What you will do - The answer must consist of each line below that holds the word "réalisés", copied as it stands.

[Information given]

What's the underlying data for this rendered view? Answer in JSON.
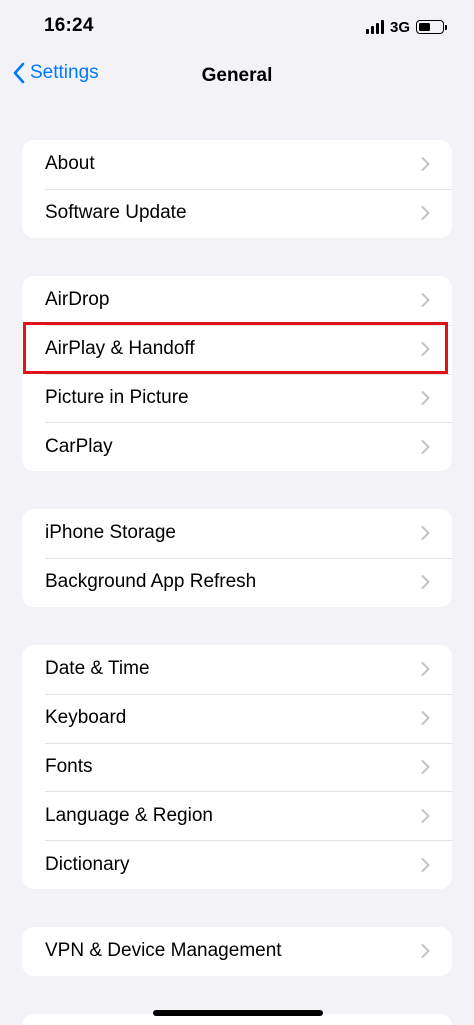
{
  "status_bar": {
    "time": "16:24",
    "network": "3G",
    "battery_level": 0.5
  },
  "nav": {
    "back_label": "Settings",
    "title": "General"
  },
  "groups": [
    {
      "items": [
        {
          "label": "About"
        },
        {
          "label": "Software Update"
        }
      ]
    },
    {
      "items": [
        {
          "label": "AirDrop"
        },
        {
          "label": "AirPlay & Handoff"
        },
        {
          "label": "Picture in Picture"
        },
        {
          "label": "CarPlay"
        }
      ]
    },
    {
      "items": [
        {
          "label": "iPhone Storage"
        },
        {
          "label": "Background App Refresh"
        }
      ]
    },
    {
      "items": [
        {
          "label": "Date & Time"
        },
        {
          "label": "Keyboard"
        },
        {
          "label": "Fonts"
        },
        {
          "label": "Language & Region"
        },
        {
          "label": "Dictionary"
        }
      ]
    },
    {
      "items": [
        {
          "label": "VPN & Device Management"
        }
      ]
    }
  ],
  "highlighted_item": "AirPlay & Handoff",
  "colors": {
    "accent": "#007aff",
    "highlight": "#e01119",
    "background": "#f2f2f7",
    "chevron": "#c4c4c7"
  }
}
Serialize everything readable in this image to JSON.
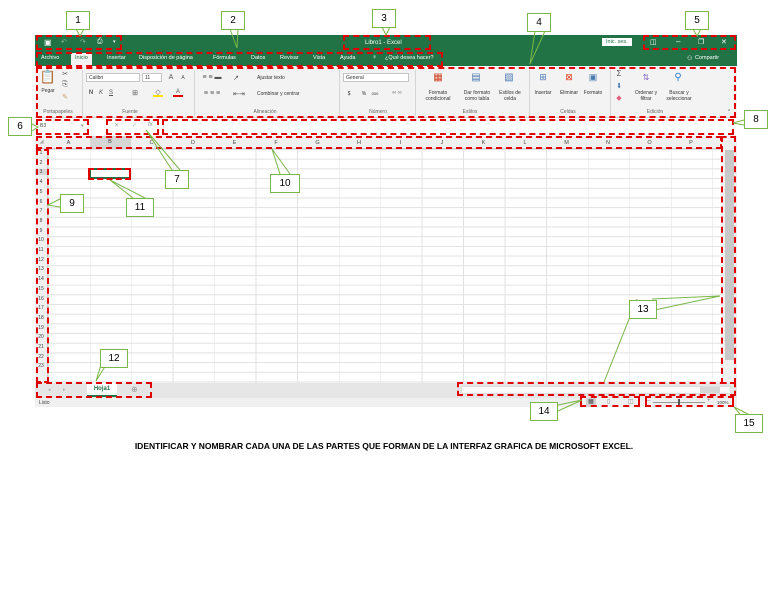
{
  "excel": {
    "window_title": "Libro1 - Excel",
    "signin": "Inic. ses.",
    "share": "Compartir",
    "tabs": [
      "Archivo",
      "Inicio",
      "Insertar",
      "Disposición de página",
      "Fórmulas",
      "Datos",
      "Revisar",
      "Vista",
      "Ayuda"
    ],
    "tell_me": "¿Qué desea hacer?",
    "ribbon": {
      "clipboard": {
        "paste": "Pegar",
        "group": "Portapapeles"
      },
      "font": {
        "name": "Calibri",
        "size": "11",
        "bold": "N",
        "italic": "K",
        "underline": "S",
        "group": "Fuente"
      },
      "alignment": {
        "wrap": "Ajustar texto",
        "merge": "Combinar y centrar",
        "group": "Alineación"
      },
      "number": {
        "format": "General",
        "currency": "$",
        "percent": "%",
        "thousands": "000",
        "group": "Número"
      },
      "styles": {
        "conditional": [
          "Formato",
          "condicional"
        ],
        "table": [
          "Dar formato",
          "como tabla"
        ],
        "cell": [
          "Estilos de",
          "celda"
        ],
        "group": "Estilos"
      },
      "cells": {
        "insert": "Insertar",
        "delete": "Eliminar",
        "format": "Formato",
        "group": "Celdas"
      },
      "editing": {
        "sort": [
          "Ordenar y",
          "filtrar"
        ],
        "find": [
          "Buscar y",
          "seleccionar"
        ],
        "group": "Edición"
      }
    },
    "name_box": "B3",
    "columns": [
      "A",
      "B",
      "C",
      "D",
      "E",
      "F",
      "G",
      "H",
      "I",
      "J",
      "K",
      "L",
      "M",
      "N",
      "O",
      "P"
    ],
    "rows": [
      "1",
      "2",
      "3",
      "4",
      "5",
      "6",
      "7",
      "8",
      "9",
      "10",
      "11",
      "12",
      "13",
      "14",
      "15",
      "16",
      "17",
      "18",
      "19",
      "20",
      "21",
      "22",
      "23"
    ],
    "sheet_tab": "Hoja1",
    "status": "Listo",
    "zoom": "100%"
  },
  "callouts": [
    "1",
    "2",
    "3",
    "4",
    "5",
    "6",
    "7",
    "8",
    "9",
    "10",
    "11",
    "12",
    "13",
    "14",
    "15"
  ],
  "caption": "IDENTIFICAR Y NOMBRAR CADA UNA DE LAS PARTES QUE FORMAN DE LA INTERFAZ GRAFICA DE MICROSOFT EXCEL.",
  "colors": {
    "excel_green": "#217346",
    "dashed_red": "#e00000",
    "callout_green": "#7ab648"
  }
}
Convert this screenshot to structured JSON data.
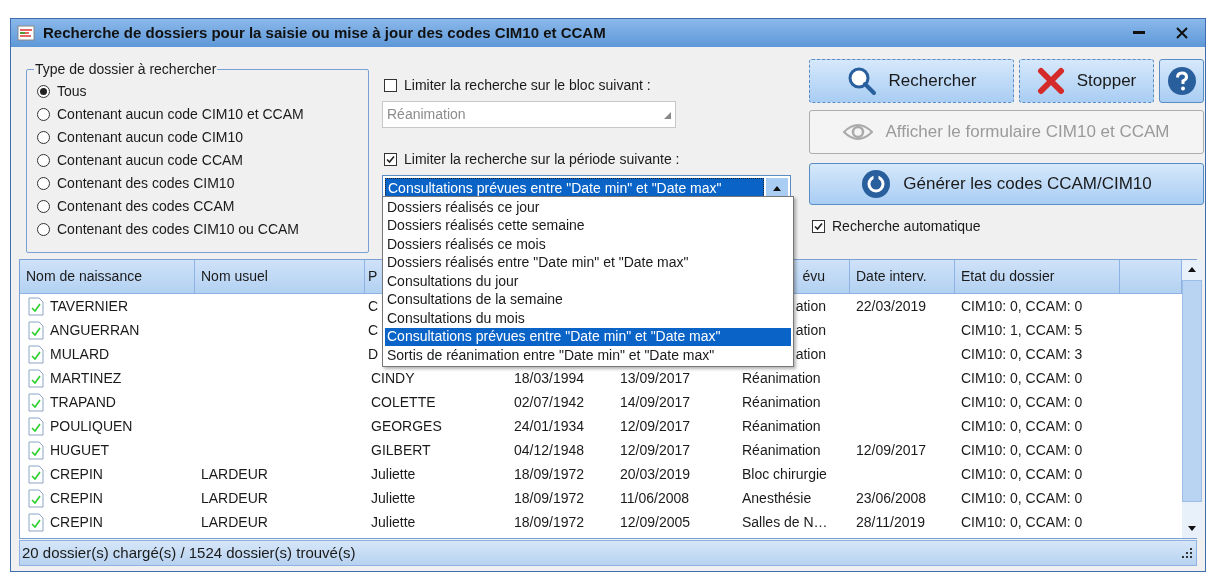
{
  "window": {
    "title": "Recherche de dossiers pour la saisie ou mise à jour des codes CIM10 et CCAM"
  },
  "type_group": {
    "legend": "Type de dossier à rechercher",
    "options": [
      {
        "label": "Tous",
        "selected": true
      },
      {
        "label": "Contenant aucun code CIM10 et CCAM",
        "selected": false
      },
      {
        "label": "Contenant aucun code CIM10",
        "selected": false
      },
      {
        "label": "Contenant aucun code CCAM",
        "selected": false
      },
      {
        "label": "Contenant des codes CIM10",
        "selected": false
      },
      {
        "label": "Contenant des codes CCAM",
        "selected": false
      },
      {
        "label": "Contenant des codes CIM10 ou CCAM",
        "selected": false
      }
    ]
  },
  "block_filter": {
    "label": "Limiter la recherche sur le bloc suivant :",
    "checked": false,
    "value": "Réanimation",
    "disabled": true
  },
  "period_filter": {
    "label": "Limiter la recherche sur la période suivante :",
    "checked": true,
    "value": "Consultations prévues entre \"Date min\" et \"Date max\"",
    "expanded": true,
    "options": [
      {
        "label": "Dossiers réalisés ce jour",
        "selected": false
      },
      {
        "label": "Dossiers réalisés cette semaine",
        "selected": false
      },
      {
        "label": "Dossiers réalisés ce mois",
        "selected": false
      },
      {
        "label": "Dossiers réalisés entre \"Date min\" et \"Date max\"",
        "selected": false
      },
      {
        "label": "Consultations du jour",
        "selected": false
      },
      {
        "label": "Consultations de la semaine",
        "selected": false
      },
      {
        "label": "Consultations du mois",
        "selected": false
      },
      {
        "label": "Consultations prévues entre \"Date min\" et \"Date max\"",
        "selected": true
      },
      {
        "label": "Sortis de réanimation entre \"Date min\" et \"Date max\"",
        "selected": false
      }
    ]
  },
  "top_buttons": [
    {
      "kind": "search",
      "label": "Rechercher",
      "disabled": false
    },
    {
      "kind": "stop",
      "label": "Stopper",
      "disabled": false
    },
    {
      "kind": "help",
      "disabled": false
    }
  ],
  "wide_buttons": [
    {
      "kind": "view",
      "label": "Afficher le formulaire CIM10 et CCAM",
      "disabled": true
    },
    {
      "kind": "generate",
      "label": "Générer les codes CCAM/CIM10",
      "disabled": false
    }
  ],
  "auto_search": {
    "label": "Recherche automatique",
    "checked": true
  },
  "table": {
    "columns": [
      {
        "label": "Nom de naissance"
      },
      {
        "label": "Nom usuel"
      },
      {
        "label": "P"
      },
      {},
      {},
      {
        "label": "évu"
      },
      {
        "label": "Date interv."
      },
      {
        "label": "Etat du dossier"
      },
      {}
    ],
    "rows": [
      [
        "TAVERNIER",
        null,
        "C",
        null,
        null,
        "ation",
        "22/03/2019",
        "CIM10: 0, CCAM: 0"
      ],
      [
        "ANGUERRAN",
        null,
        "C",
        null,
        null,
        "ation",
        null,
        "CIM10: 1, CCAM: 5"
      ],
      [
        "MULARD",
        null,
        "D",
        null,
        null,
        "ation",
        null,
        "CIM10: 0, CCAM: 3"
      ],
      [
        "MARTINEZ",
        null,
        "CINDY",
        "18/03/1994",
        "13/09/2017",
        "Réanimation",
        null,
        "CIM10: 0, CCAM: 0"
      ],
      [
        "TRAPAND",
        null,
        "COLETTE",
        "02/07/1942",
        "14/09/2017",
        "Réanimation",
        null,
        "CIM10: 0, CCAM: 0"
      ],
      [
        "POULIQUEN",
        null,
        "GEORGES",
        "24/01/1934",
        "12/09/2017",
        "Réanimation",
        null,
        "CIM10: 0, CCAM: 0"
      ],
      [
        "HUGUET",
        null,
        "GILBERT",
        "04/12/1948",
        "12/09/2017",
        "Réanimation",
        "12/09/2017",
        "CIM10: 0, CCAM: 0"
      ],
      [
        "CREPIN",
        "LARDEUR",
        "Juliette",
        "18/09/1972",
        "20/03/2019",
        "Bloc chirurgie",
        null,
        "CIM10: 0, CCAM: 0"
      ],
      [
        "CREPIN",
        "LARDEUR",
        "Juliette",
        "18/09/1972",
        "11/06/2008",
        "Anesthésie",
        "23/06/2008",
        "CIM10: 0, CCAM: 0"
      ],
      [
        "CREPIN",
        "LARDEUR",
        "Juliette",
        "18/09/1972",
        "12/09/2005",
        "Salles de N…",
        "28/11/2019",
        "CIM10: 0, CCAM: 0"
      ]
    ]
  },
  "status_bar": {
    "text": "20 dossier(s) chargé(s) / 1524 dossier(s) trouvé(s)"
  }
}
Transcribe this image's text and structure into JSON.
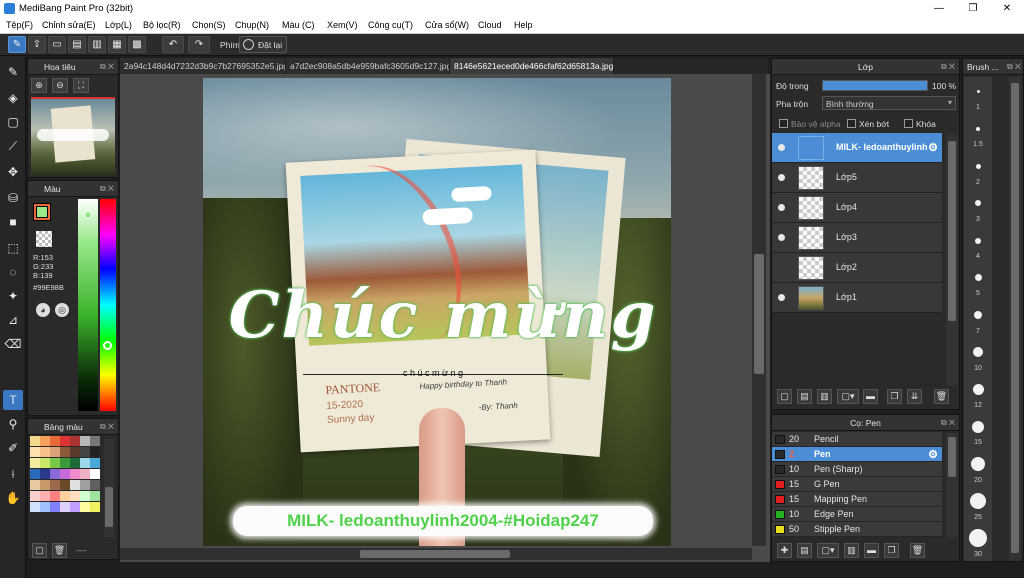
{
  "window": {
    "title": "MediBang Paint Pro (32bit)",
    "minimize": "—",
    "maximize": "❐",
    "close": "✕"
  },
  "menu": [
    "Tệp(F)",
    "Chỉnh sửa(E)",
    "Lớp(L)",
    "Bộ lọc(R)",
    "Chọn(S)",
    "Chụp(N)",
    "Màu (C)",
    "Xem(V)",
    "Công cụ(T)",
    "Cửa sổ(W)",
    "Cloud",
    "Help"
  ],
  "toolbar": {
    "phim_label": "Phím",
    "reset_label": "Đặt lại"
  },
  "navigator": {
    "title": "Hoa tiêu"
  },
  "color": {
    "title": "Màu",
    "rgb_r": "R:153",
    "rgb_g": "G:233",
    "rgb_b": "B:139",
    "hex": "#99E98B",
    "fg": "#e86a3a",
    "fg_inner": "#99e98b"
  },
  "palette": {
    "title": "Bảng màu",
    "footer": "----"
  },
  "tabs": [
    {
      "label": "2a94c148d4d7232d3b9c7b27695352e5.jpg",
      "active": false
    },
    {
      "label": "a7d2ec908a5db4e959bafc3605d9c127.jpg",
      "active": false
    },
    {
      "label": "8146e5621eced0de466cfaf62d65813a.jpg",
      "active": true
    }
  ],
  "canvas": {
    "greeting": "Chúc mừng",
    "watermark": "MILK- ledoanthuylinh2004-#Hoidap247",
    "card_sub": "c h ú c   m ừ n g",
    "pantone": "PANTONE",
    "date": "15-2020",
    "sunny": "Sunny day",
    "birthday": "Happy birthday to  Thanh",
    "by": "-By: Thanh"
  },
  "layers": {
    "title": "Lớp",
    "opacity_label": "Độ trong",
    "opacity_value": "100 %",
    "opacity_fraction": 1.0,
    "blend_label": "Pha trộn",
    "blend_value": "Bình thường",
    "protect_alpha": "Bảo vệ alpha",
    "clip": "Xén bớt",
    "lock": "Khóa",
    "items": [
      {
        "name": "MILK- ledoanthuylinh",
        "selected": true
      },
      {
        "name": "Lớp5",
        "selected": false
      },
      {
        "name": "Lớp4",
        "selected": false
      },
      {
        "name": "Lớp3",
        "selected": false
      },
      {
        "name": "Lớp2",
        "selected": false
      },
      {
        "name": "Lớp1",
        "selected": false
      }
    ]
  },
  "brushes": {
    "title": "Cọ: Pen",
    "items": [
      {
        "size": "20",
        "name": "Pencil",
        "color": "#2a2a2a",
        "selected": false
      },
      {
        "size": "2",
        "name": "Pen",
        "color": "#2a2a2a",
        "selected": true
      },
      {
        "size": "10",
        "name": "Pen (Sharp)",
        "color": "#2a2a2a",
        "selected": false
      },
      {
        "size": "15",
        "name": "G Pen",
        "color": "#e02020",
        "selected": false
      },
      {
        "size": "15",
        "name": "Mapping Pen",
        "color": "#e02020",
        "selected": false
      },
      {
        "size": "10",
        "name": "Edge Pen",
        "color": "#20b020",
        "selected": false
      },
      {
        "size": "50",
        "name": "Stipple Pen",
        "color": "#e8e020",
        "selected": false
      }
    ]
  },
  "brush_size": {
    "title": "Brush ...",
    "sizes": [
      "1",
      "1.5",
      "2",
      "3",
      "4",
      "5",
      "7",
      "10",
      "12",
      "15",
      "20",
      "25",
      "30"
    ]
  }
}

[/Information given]

Result below -
        "label": "Dossiers réalisés ce jour",
        "label": "Dossiers réalisés cette semaine",
        "label": "Dossiers réalisés ce mois",
        "label": "Dossiers réalisés entre \"Date min\" et \"Date max\"",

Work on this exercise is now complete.